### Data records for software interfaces
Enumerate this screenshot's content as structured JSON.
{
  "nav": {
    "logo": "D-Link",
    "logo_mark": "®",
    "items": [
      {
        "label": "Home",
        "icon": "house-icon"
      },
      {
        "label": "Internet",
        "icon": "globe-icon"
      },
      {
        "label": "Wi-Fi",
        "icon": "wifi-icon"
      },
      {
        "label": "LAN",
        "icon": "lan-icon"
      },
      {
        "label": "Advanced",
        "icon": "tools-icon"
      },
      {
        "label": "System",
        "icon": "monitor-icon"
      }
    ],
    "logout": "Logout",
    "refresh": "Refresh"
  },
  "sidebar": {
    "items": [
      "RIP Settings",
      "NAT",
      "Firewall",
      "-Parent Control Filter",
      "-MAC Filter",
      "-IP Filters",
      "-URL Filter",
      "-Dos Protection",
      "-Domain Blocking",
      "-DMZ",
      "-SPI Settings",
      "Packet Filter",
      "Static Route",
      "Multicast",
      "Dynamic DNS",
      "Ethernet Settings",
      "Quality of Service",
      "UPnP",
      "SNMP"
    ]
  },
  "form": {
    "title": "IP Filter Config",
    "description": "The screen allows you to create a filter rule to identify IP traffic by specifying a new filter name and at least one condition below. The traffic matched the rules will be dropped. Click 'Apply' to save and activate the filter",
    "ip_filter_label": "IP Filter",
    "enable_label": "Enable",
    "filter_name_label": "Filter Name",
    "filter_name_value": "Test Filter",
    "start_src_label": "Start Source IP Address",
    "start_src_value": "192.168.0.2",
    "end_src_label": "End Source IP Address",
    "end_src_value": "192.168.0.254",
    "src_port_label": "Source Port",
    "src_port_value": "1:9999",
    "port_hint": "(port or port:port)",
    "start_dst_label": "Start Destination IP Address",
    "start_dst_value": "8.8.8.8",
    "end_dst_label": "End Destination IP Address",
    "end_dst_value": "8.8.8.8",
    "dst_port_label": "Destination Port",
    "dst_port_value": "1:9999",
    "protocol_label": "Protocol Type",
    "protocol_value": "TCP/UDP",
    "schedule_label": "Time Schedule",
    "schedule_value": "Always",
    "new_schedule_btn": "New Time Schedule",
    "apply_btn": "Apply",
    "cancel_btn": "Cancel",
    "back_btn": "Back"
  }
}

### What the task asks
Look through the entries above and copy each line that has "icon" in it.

### Problem solution
        "icon": "house-icon"
        "icon": "globe-icon"
        "icon": "wifi-icon"
        "icon": "lan-icon"
        "icon": "tools-icon"
        "icon": "monitor-icon"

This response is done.